Working data:
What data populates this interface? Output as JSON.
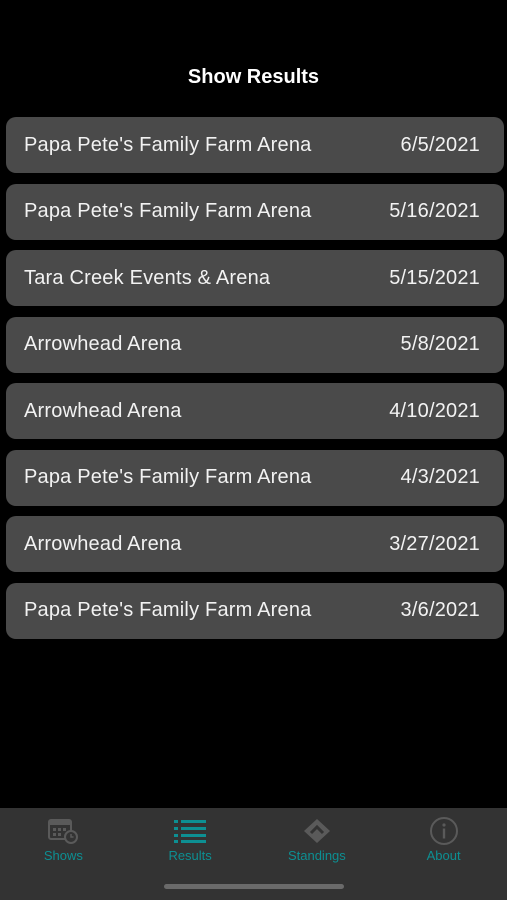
{
  "header": {
    "title": "Show Results"
  },
  "results": [
    {
      "venue": "Papa Pete's Family Farm Arena",
      "date": "6/5/2021"
    },
    {
      "venue": "Papa Pete's Family Farm Arena",
      "date": "5/16/2021"
    },
    {
      "venue": "Tara Creek Events & Arena",
      "date": "5/15/2021"
    },
    {
      "venue": "Arrowhead Arena",
      "date": "5/8/2021"
    },
    {
      "venue": "Arrowhead Arena",
      "date": "4/10/2021"
    },
    {
      "venue": "Papa Pete's Family Farm Arena",
      "date": "4/3/2021"
    },
    {
      "venue": "Arrowhead Arena",
      "date": "3/27/2021"
    },
    {
      "venue": "Papa Pete's Family Farm Arena",
      "date": "3/6/2021"
    }
  ],
  "tabbar": {
    "items": [
      {
        "label": "Shows",
        "icon": "calendar-clock-icon"
      },
      {
        "label": "Results",
        "icon": "list-icon"
      },
      {
        "label": "Standings",
        "icon": "diamond-arrow-icon"
      },
      {
        "label": "About",
        "icon": "info-icon"
      }
    ],
    "active": "Results",
    "accent_color": "#0d8f92",
    "inactive_color": "#5a5a5a"
  }
}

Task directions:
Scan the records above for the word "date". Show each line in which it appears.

Answer box:
      "date": "6/5/2021"
      "date": "5/16/2021"
      "date": "5/15/2021"
      "date": "5/8/2021"
      "date": "4/10/2021"
      "date": "4/3/2021"
      "date": "3/27/2021"
      "date": "3/6/2021"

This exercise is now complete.